This blog is written courtesy of Interactions R&D team.
When should AI say: “I don’t know”?
No one is perfect! Humans make mistakes, and so do machines. An admirable quality in humans is to accept one’s mistakes. It turns out that it is also a valuable quality for AI. In recent years, the role of AI has become prominent in every aspect of our lives. We rely on AI to tell us the weather, find the nearest restaurants, give us directions, and play our favorite song among many other things. We trust AI responses to make our decisions, but do we really know how reliable AI decisions are?
What is “confidence”?
AI relies on data to train models that automatically make decisions. However, since we are not living in a perfect world, errors are inevitable due to multiple reasons such as noisy or inadequate data, or mismatch between train and test data. Different applications have different thresholds for error. Most of us have experienced problems with speech recognition on our phones, which could be annoying. For other applications such as medical or security, however, the high accuracy for automatic models is even more crucial. Since AI models cannot be accurate all the time, the best alternative is for such models to know when they could be wrong. That’s why it is important to quantify the confidence of automatic predictions in different fields of AI such as speech, text, image, and video. A confidence score is a scalar quantity that measures the reliability of an automatic system.
Don’t be overconfident!
It’s good to be confident, but no one likes an overconfident person. Well, some people do, but for the sake of argument let’s assume that’s not a good quality. Which one is worse: a student who is very confident that they will score 100 in an exam, but they actually score 45, or a student who is not so confident about getting a high score, yet they score 85? While both these situations are undesirable and show that these students do not have a reasonable evaluation of themselves, the first scenario is worse. If someone is giving you directions and they’re not sure, you would prefer to know that, and it is your decision to take their advice or not. The same goes for AI models. Ideally, we would want an AI system to associate a number with each automatic prediction that shows the certainty of that prediction. If this number is too low, the AI system is basically saying: “I’m not sure!”.
The role of confidence in Conversational AI
Conversational AI makes it possible for humans to converse with machines using text or speech, and is used in a variety of applications including chatbots and voice-based intelligent virtual assistants (IVA). The majority of voice-based IVA systems use automatic models to convert speech to text and text to meaning. A confidence score could be associated with the output of each model and the lowest confidence decides the overall confidence of the system. If you are speaking in a train station with a lot of noise, the speech to text confidence is likely to be low, while if you speak vaguely, the text to meaning confidence is low. Either scenario impacts the final output of the system and therefore the conversational AI response. If the system is not confident that it really understands what you said, an alternative approach such as human-in-the-loop could be applied, so you don’t have to repeat yourself. Combining AI with human intelligence allows the Conversational AI system to use human understanding for utterances that are difficult for machines to understand. Confidence scores play an important role in this combination. If the meaning of utterances with low confidence scores are annotated by humans, the system could continue a flawless conversation with you instead of telling you: “I don’t know!”.

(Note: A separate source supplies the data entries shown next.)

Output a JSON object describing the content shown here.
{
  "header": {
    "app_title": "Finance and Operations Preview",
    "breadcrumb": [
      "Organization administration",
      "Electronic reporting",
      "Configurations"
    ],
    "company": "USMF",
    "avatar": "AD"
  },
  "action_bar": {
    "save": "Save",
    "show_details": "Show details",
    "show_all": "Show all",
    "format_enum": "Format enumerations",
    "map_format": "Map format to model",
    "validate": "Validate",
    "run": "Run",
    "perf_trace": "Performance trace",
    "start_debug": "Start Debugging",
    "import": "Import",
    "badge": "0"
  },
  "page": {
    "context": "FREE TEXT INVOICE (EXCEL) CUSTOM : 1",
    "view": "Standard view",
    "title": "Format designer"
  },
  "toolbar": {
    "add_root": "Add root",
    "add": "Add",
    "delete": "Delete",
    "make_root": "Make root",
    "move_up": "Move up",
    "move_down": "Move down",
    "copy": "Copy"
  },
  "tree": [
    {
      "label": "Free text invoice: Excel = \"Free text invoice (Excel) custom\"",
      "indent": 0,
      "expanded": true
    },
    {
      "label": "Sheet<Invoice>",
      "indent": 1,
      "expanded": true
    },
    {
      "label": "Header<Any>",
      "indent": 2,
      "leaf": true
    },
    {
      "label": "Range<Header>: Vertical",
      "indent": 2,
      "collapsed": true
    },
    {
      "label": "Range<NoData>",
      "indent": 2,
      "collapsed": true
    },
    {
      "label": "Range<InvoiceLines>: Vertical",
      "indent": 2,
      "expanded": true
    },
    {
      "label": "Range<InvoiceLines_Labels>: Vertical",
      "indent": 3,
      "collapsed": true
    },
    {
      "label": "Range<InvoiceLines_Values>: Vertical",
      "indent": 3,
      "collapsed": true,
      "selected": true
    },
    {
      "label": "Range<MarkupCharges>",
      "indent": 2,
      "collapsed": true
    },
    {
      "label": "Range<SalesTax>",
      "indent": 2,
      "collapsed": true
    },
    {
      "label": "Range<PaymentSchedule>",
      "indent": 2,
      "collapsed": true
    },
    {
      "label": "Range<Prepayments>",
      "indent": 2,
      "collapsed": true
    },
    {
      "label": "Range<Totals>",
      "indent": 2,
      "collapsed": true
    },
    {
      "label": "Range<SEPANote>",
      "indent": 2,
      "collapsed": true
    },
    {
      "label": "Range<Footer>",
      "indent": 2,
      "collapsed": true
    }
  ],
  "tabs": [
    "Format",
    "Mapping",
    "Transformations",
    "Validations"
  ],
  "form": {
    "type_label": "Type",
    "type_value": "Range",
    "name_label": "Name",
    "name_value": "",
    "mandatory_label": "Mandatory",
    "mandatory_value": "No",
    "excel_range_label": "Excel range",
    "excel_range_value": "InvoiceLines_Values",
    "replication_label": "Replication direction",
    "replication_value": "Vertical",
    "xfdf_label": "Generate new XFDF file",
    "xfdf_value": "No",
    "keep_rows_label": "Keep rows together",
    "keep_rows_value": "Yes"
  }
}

How to measure confidence?
Most AI applications use statistical models to make predictions. A typical approach to determine the confidence of a statistical model is to interpret the posterior probability of the model’s prediction as a measure of certainty. Higher probability for a prediction shows more confidence. While this approach requires no additional data to determine the confidence score, it is dependent entirely on the complexity of the model, the input features, and the training data. In some applications, it is beneficial to build a separate confidence model to estimate the certainty of predictions, and this model is trained based on comparing automatic predictions to human-verified predictions. Another approach to measuring confidence, is to train multiple models for the same prediction task and compare their results. The quality of a confidence measure could be evaluated by calculating the number of accurate predictions when the confidence score is higher than a threshold. Ideally, a calibrated confidence score of 80% shows that the system’s prediction is accurate 80% of the time.